AMERICUS, GA (October 25, 2022) — Faculty and students in the Department of Visual Arts at Georgia Southwestern State University, along with local artists and restaurants, are coming together once again to feed the hungry by selling hand-crafted ceramic bowls and delicious soup.

GSW Department of Visual Arts and its student organization Artists United are sponsoring an ‘Empty Bowls’ project which will take place on Friday, Nov. 4 from 5 p.m. until 8 p.m. at the Americus Arts Council Building. 326 W Forsyth St., Americus, GA 31709.

The goal for this year is to produce and sell bowls at $20 each. Sixty percent of the proceeds collected from this event will benefit the Harvest of Hope Food Pantry, a local charity. The Americus and Sumter County Arts Council will receive ten percent of the proceeds, with the remainder benefitting the GSW Department of Visual Arts.

The Harvest of Hope Food Pantry is a Christian-based, nonprofit organization serving approximately 750-1,000 families in need per month. Led by Executive Director Rev. Sonny Pinckard, and his wife, Ginger, hundreds of volunteers help distribute bags of food after families are interviewed to establish income and need. 

GSW Visual Arts began making bowls in 2012 for the Albany Area Arts Council’s effort to support the SOWEGA Council on Aging. After several years, the decision was made in 2014 to move the event locally in collaboration with the Americus-Sumter County Arts Council to benefit the Americus community.

This year, three local restaurants have donated soup for the event: Sweet Georgia Bakery and Cafe, Pat’s Place, and the 1800 Mexican Restaurant. With the purchase of a ceramic or glass bowl, participants will receive a soup voucher that can be redeemed at one of these local restaurants (while supplies last).

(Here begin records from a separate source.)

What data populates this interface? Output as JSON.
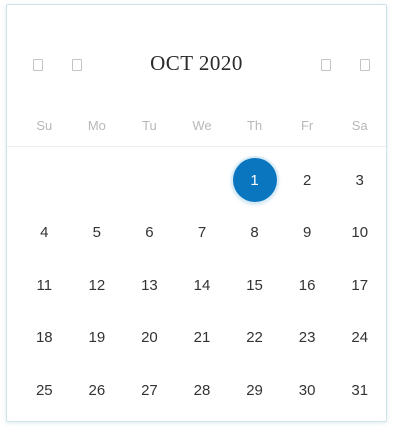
{
  "calendar": {
    "title": "OCT 2020",
    "weekdays": [
      "Su",
      "Mo",
      "Tu",
      "We",
      "Th",
      "Fr",
      "Sa"
    ],
    "leading_blanks": 4,
    "days": [
      1,
      2,
      3,
      4,
      5,
      6,
      7,
      8,
      9,
      10,
      11,
      12,
      13,
      14,
      15,
      16,
      17,
      18,
      19,
      20,
      21,
      22,
      23,
      24,
      25,
      26,
      27,
      28,
      29,
      30,
      31
    ],
    "selected_day": 1,
    "colors": {
      "selected_bg": "#0a76bf",
      "weekday_text": "#b8b8b8",
      "day_text": "#333333"
    },
    "nav_icons": [
      "prev-year-icon",
      "prev-month-icon",
      "next-month-icon",
      "next-year-icon"
    ]
  }
}
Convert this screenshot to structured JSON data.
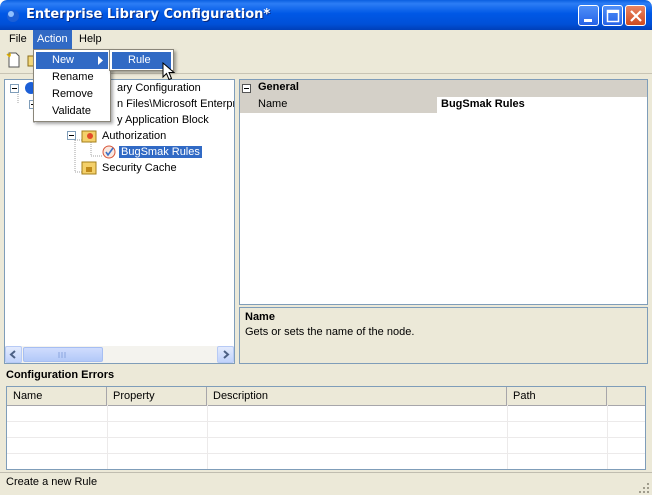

Bowls will be made by GSW students Noah Miller, Sefunmi Adebanwo, Kayla Crisp, Dulce Sarmiento, Alexis Glass, Sheridon Lambert, Hannah Strunk, Beginning Ceramics students, and GSW Professor Keaton Wynn.